In November, the IRS issued the new 2019 federal income tax brackets as part of the 2017 Tax Cuts and Jobs Act, passed under Donald Trump.
Without getting too much into the weeds, this is an important change to note. Prior to 2018, the IRS adjusted the income limits for each tax bracket based on inflation rates and the Consumer Price Index, which tracks the variation in prices for consumers on retail goods. This was to prevent something called tax bracket creep — when inflation pushes you into a higher tax bracket, leading to an increase in income taxes but no increase in purchasing power.
As of January 1, 2019, there’s a new way the IRS calculates which tax bracket you’re in.
“The IRS is using a new slower moving inflation rate to adjust the tax brackets. Over time, this will cost taxpayers money as the tax bracket increases might not keep up with actual wage and income inflation,” said Jim Holtzman, a certified financial planner and advisor with Legend Financial Advisors.

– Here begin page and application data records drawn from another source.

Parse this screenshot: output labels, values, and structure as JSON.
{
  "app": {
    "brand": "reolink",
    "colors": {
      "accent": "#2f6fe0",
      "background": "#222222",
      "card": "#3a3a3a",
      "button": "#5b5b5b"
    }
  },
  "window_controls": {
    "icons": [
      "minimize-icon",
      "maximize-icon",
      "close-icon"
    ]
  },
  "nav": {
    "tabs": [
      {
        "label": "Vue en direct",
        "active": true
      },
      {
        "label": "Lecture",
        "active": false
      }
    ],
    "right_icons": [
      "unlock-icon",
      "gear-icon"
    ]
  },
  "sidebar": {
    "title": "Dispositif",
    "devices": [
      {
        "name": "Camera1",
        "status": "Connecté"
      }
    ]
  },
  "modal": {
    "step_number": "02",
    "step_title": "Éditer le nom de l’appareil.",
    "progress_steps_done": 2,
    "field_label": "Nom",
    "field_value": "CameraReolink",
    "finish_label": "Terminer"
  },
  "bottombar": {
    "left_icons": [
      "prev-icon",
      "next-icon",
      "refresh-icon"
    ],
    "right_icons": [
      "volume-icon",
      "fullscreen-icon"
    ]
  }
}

Here are some of the other key takeaways tied to the new tax brackets and rates.
The tax bracket rates decreased ...
It’s important to understand that there are still seven federal income tax brackets, but they have been adjusted slightly, said Tiffany Parikh, tax consultant at Accurate DFW Tax Solutions.

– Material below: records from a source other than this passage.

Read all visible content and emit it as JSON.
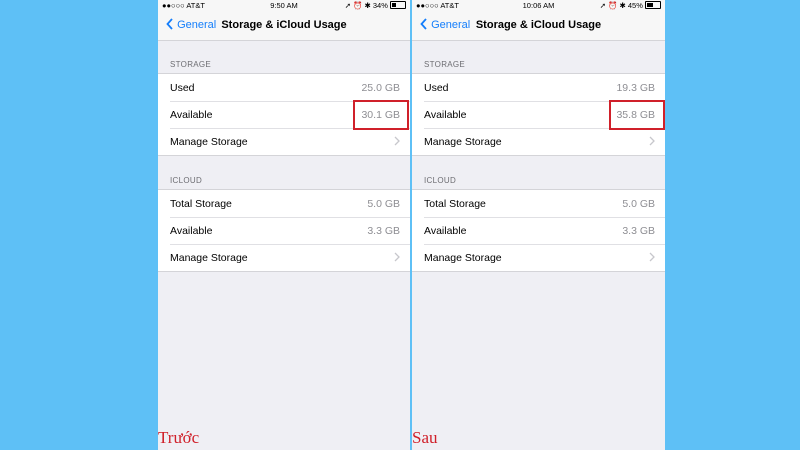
{
  "panels": [
    {
      "status": {
        "carrier": "●●○○○ AT&T",
        "time": "9:50 AM",
        "battery": "34%",
        "battery_level": 0.34
      },
      "nav": {
        "back": "General",
        "title": "Storage & iCloud Usage"
      },
      "storage": {
        "header": "STORAGE",
        "rows": [
          {
            "label": "Used",
            "value": "25.0 GB"
          },
          {
            "label": "Available",
            "value": "30.1 GB"
          },
          {
            "label": "Manage Storage"
          }
        ]
      },
      "icloud": {
        "header": "ICLOUD",
        "rows": [
          {
            "label": "Total Storage",
            "value": "5.0 GB"
          },
          {
            "label": "Available",
            "value": "3.3 GB"
          },
          {
            "label": "Manage Storage"
          }
        ]
      },
      "caption": "Trước"
    },
    {
      "status": {
        "carrier": "●●○○○ AT&T",
        "time": "10:06 AM",
        "battery": "45%",
        "battery_level": 0.45
      },
      "nav": {
        "back": "General",
        "title": "Storage & iCloud Usage"
      },
      "storage": {
        "header": "STORAGE",
        "rows": [
          {
            "label": "Used",
            "value": "19.3 GB"
          },
          {
            "label": "Available",
            "value": "35.8 GB"
          },
          {
            "label": "Manage Storage"
          }
        ]
      },
      "icloud": {
        "header": "ICLOUD",
        "rows": [
          {
            "label": "Total Storage",
            "value": "5.0 GB"
          },
          {
            "label": "Available",
            "value": "3.3 GB"
          },
          {
            "label": "Manage Storage"
          }
        ]
      },
      "caption": "Sau"
    }
  ],
  "colors": {
    "background": "#5ec0f6",
    "accent": "#147efb",
    "highlight": "#d0202a"
  }
}
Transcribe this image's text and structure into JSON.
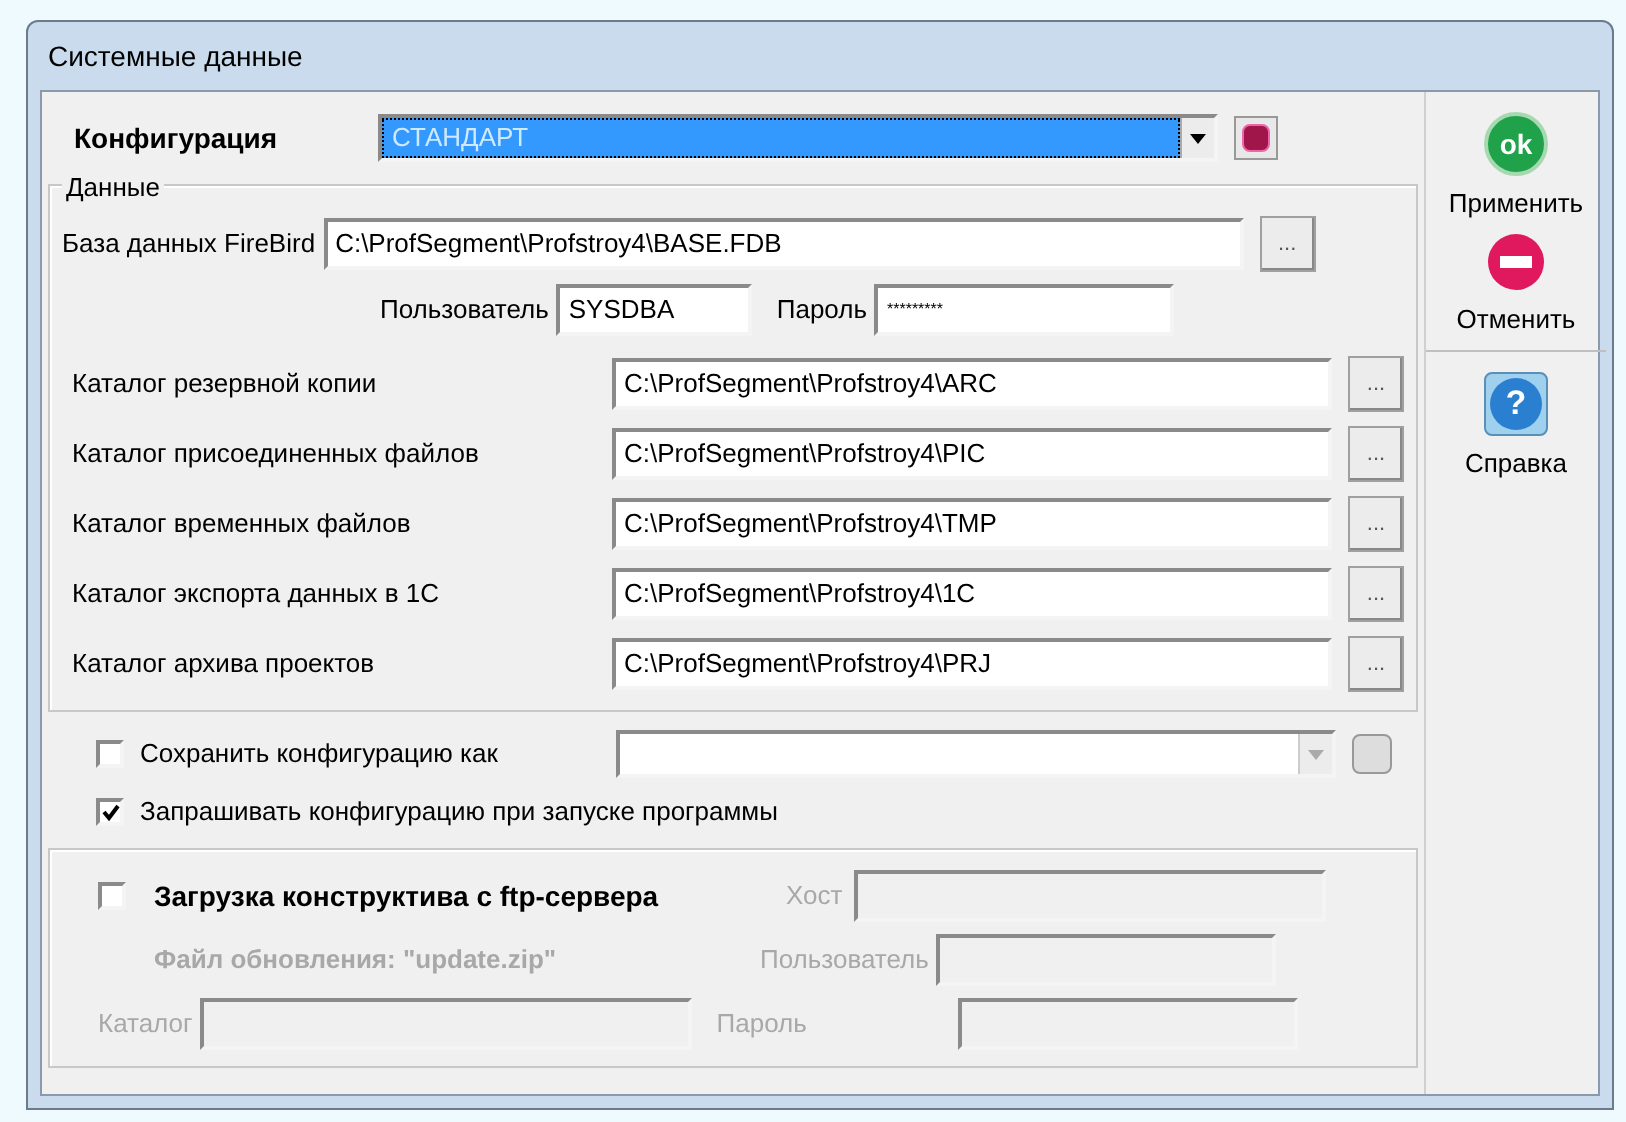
{
  "window": {
    "title": "Системные данные"
  },
  "configuration": {
    "label": "Конфигурация",
    "value": "СТАНДАРТ"
  },
  "data_group": {
    "title": "Данные",
    "database": {
      "label": "База данных FireBird",
      "value": "C:\\ProfSegment\\Profstroy4\\BASE.FDB",
      "browse": "..."
    },
    "user": {
      "label": "Пользователь",
      "value": "SYSDBA"
    },
    "password": {
      "label": "Пароль",
      "value": "*********"
    },
    "folders": [
      {
        "label": "Каталог резервной копии",
        "value": "C:\\ProfSegment\\Profstroy4\\ARC",
        "browse": "..."
      },
      {
        "label": "Каталог присоединенных файлов",
        "value": "C:\\ProfSegment\\Profstroy4\\PIC",
        "browse": "..."
      },
      {
        "label": "Каталог временных файлов",
        "value": "C:\\ProfSegment\\Profstroy4\\TMP",
        "browse": "..."
      },
      {
        "label": "Каталог экспорта данных в 1С",
        "value": "C:\\ProfSegment\\Profstroy4\\1C",
        "browse": "..."
      },
      {
        "label": "Каталог архива проектов",
        "value": "C:\\ProfSegment\\Profstroy4\\PRJ",
        "browse": "..."
      }
    ]
  },
  "save_config": {
    "label": "Сохранить конфигурацию как",
    "checked": false
  },
  "ask_config": {
    "label": "Запрашивать конфигурацию при запуске программы",
    "checked": true
  },
  "ftp": {
    "label": "Загрузка конструктива с ftp-сервера",
    "checked": false,
    "file_label": "Файл обновления: \"update.zip\"",
    "host_label": "Хост",
    "folder_label": "Каталог",
    "user_label": "Пользователь",
    "password_label": "Пароль"
  },
  "actions": [
    {
      "kind": "ok",
      "badge": "ok",
      "label": "Применить"
    },
    {
      "kind": "cancel",
      "label": "Отменить"
    },
    {
      "kind": "help",
      "badge": "?",
      "label": "Справка"
    }
  ]
}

The brackets prior to 2018 were: 10%, 15%, 25%, 28%, 33%, 35% and 39.6%, depending on the income of the taxpayer. As of January 1, 2018, the new brackets were: 10%, 12%, 22%, 24%, 32%, 35%, and 37%.
... & income levels for each bracket have changed
The second key change to understand, Parikh said, is that the income levels associated with each bracket have been adjusted slightly.
In short, many taxpayers will likely have a lesser tax burden because they’ve moved to a lower tax bracket.
“Those who used to be in the 25% tax bracket for instance, are now 22%,” said Holtzman. “So that will be a direct drop in the amount of taxes paid.”
These tax bracket changes amounts to $1.2 trillion in savings over 10 years, said Parikh. She said some taxpayers could end up with as much as $1,050 more in their wallet. This is based on a single filer with an income of $38,700 in the 12% tax bracket. Under last year's law, that same person would have been in the 15% bracket.
Taxes can get complicated — check this easy guide to filing your taxes to get a jump start on tax season.